Top 5 Spring Aboriginal Adventures
British Columbia is home to more than 200 First Nations – one third of all the Aboriginal people in Canada – with approximately 32 different First Nation languages and close to 60 dialects spoken in the province. Sharing their 10,000-year-old history and still-thriving culture is a big part of the Aboriginal identity, and visitors to BC can participate in an almost inexhaustible number of activities throughout the year, ranging from whale and wildlife watching tours, fishing and hiking excursions, to cultural discoveries at museums and special events.
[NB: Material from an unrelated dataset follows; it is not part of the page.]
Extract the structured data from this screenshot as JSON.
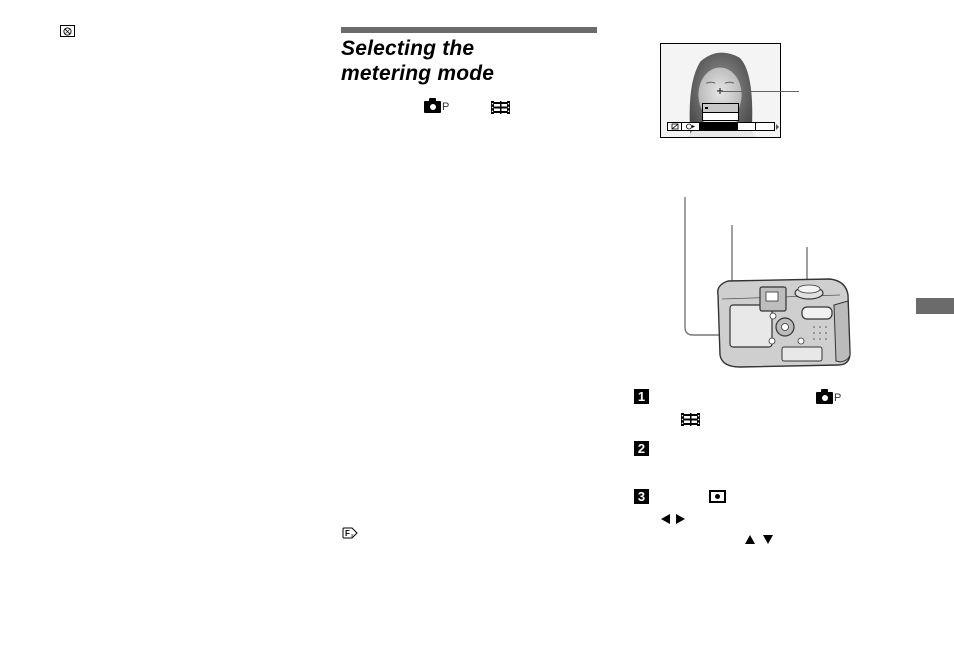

Here are our top 5 favourite Aboriginal adventures for Spring:
1) Storm-watching, Wya Point Resort – Ucluelet
The stunning scenic beauty of Vancouver Island is legendary, but you haven’t been truly awed by Mother Nature until you’ve watched towering thunderstorms roll in from the ocean while in the comfort of Wya Point Resort. Located in the lush coastal rainforest of Vancouver Island’s west coast, a few kilometres outside Ucluelet and within minutes of world-famous Pacific Rim National Park, Wya Point Resort is a retreat that offers luxury lodge accommodations, rustic eco yurts, plus a scenic campground. There are also many trails available in the surrounding area, which are perfect for hiking and walking.
2) Squamish Lil’wat Cultural Centre – Whistler
After a day of spring skiing or snowboarding Whistler’s award-winning slopes, head over to the Squamish Lil’wat Cultural Centre to explore the rich Aboriginal history of the area. The venue is an authentic cultural activity, showcasing the art and heritage of the Squamish and Lil’wat people and featuring a museum, modern gallery, craft activities, gift shop, café, and theatre. The centre offers guests guided tours of the museum and exhibits, singing and drumming performances, multimedia presentations and craft workshops, as well as indigenous cuisine.
3) Talking Trees Tour with Talaysay Tours – Vancouver
You’ve heard of Vancouver’s famous Stanley Park, however Talaysay Tours lets you experience and see the ecological wonder in a whole new way. Talaysay’s guides take you into the park to teach you the many Aboriginal stories of the region, as well as cultural and scientific knowledge of the Northwest Coast trees and plants that Aboriginal people today still continue to gather and harvest for food, medicine, and art.
4) Bill Reid Art Gallery – Vancouver
Located right in downtown Vancouver, this gallery named for acclaimed Haida artist Bill Reid (1920-1998) showcases the permanent collection of the his work, as well as changing exhibitions of Contemporary Aboriginal Art from the Northwest Coast. The gallery also features a gift shop with a wide selection of original works and prints by local Northwest Coast artists, plus jewelry, accessories, books, cards and more.
5) Kekuli Café – Merritt
Spring is a great time to explore British Columbia by car and if you happen to be travelling between Vancouver and the Okanagan, you should definitely plan a stop at the Kekuli Café in Merritt. There, you’ll get to sample a wide variety of Aboriginal and Aboriginal-inspired fare from traditional fry bread (bannock) to “Indian Tacos.”